North Goa superintendent of police Chandan Chowdhary in an interview with Amresh Parab talks about the action taken by the police against drug menace, crackdown on late night parties, involvement of locals in the trade and how effectively it can be tackled
Q: Several locals have been arrested by the Goa police in connection with drug cases. Your comments
Any kind of trade or activity cannot happen unless and until there is some sort of support from locals and some kind of involvement of locals. I will not say that there has been an increasing trend, but yes, locals are involved. There are a number of cases wherein foreigners are involved, and people from other states are also part of the drug trade.
Q: Last year two young tourists died in North Goa apparently due to drug overdose which prompted the police to intensify the drive against the menace. How far the drive has been successful?
After that incident the police intensified the drive against the drug menace, and as a result several cases were registered. In fact, the cases registered last year were three times more than the cases registered in 2016. We have continued the drive this year also. We are also developing intelligence and keeping a track of certain people against whom we have credible information.
Q: It has been said that one can witness drug pushers openly seeking out customers along the coastal belt.
That is not the case, at all. If it happens then it must be happening in a clandestine manner or in a shielded manner, but you cannot find them soliciting customers openly. If people have any specific inputs (regarding drug peddling) then they should share it with us, and we will ensure that their identity is kept secret while action is taken. Drugs are a social menace, a social problem and cannot be dealt single-handedly by the police. We can go after drug peddlers, we can register cases but that is not enough. Unless and until there is active participation of the people, active cooperation from various other agencies, it is very difficult to deal with these problems. I think schools also have to play a role. Schoolteachers should take the lead and educate students on the ill-effects of drugs.

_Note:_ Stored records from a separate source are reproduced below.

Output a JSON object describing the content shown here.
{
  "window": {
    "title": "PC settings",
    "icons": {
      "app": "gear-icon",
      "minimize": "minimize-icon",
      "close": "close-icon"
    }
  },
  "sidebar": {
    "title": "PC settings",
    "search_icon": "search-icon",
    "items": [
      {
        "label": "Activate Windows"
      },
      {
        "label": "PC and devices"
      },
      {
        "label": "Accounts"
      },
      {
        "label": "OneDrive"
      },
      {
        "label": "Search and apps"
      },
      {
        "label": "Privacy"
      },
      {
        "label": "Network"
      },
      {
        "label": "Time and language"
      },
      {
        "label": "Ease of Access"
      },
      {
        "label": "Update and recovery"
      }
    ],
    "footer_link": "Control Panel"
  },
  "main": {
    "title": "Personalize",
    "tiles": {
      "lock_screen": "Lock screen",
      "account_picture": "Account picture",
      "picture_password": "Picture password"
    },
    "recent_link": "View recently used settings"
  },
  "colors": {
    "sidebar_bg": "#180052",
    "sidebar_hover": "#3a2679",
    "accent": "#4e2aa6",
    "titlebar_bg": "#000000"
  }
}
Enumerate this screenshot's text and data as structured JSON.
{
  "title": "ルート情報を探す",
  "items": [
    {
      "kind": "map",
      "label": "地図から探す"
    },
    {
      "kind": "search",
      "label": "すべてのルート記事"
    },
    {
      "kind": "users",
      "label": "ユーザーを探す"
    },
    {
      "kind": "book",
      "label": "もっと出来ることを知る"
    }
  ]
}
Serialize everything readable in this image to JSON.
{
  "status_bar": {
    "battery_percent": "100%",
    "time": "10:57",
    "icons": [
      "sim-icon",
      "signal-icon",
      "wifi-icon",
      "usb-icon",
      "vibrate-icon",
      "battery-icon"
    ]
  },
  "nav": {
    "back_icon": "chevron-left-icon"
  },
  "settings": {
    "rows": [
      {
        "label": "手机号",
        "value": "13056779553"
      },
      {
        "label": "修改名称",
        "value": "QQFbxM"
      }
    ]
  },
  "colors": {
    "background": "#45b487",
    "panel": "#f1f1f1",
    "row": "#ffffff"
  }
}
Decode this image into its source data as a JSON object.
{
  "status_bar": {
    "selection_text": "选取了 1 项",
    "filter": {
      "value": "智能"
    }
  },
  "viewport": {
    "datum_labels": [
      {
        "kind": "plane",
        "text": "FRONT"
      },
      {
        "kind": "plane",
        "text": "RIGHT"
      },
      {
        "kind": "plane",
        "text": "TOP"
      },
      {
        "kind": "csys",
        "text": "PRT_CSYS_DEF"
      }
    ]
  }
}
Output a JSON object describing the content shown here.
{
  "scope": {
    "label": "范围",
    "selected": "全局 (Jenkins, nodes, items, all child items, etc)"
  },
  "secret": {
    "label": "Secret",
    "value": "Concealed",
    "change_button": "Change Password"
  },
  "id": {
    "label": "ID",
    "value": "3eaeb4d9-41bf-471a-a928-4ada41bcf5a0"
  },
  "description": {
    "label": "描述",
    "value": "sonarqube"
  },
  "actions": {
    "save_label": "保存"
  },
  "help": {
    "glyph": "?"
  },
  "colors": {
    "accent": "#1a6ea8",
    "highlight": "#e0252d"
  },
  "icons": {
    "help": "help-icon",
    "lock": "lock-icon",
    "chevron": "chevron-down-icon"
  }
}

Q: What about late night parties where music is played beyond stipulated time?
We are taking strict action as regards sound pollution. We are trying to ensure that people do not get disturbed by the music played at restaurants, pubs and bars which flout rules on sound pollution. We used to receive a lot of complaints pertaining to sound pollution (beyond 10 pm) and owing to our action such ‘nuisance’ parties have been on the decline. Areas such as Anjuna, Pernem are much quieter now.
Q: Have any specific instructions been given to restaurants, pubs and other such establishments located along the coastal belt?
Owners of restaurants, pubs and others establishments have been asked to ensure that the antecedents of their waiters and bouncers are verified. They should ensure that nobody with criminal records is employed. They must give information proactively to the police if they suspect that some customers, waiters or locals are trying to solicit customers for drugs. It will be a big help for the police if they give credible information.